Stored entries
========================================
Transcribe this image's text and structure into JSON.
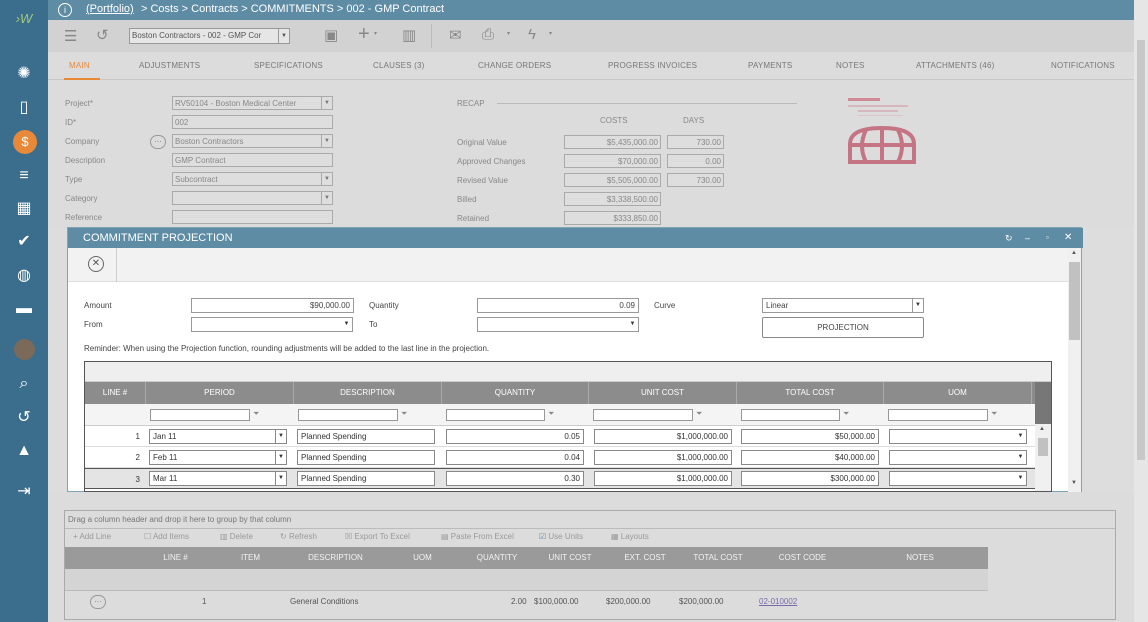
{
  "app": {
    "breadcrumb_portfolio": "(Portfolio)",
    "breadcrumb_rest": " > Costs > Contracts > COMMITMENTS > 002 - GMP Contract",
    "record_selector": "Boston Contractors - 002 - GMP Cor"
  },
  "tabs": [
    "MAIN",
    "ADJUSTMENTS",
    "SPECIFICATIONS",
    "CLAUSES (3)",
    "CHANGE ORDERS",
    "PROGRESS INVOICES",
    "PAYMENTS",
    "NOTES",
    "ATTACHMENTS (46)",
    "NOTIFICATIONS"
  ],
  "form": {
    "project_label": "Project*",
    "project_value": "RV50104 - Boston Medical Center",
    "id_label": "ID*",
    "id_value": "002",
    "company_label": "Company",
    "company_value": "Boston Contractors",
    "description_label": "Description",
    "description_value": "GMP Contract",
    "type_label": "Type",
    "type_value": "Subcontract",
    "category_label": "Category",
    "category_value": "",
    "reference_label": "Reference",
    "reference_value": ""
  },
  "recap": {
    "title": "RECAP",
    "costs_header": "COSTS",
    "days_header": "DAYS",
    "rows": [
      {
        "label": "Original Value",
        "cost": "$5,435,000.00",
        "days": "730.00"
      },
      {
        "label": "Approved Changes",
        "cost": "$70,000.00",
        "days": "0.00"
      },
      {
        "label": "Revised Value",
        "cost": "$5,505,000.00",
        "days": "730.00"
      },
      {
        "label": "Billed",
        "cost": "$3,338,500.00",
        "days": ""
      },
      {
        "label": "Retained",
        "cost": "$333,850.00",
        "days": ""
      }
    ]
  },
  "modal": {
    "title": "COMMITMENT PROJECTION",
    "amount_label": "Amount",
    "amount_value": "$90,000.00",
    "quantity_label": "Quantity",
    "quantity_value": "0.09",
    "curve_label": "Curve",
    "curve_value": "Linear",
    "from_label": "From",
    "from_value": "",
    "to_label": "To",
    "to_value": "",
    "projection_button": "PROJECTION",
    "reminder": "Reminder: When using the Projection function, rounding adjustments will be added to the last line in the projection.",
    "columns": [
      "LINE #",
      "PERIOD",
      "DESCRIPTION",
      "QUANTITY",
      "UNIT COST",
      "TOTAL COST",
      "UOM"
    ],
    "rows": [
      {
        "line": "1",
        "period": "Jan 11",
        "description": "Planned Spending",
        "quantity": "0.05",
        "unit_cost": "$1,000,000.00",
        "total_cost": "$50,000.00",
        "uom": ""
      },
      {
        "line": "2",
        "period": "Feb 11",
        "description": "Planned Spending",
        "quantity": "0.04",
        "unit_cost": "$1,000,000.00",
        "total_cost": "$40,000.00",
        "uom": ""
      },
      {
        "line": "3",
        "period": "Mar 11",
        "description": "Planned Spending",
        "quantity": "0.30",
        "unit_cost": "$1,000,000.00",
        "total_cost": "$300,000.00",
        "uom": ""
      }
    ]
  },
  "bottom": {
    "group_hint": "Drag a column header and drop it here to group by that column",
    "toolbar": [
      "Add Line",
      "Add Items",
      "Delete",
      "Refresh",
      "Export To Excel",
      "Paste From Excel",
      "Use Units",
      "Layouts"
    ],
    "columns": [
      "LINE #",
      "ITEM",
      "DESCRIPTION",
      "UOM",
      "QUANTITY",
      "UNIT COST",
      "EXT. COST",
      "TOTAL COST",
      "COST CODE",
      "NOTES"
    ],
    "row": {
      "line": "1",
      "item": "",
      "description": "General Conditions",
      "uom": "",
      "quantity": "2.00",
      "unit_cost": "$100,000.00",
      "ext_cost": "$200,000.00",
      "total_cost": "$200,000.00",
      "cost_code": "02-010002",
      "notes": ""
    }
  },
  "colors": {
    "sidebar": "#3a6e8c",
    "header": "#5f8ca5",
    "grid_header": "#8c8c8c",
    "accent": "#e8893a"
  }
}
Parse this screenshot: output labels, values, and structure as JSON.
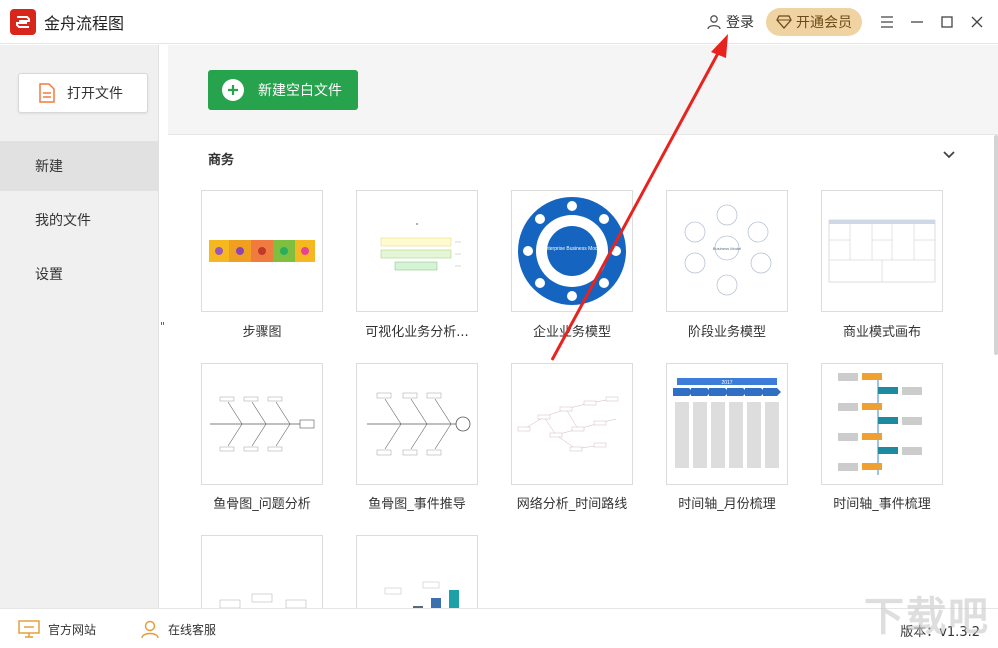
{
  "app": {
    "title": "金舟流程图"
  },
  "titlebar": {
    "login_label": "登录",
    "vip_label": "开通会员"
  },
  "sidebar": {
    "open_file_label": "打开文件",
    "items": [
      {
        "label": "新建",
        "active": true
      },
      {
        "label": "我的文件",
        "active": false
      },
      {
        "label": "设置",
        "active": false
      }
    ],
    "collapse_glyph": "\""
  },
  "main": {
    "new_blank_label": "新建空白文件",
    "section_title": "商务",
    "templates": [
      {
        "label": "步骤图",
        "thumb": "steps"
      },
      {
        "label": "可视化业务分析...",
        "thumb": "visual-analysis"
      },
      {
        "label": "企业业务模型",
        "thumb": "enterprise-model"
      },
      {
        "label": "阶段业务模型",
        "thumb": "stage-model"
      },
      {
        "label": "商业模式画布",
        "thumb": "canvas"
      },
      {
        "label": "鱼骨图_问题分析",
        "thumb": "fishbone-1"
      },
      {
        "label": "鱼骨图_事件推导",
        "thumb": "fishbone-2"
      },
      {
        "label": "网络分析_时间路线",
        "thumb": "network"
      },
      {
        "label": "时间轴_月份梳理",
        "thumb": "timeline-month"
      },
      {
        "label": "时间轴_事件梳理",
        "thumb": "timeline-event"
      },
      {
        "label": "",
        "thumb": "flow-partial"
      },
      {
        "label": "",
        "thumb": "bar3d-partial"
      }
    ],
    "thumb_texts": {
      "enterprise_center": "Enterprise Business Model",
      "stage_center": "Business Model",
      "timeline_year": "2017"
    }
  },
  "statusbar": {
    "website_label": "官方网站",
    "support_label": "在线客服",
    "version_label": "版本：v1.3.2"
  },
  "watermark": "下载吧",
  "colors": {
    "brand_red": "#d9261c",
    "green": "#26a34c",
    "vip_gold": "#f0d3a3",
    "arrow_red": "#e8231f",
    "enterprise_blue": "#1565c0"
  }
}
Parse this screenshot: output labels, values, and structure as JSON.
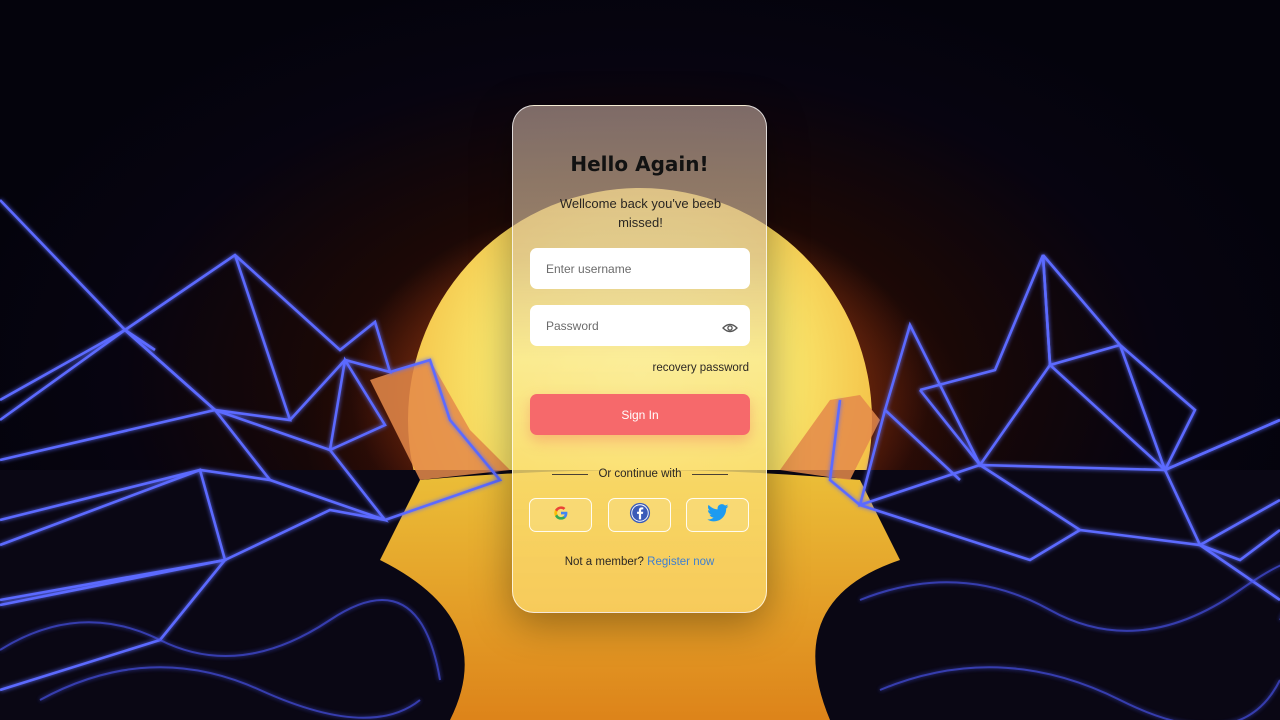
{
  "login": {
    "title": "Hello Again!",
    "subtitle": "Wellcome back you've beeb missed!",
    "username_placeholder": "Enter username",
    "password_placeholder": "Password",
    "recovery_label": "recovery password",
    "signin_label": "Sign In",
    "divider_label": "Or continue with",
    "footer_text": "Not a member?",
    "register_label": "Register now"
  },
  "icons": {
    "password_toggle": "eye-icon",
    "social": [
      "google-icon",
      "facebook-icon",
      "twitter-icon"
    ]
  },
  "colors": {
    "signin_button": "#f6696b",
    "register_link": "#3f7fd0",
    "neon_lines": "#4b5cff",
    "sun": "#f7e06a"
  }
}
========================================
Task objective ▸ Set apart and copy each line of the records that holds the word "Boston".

Your response ▸
    "record_selector": "Boston Contractors - 002 - GMP Cor"
    "project_value": "RV50104 - Boston Medical Center",
    "company_value": "Boston Contractors",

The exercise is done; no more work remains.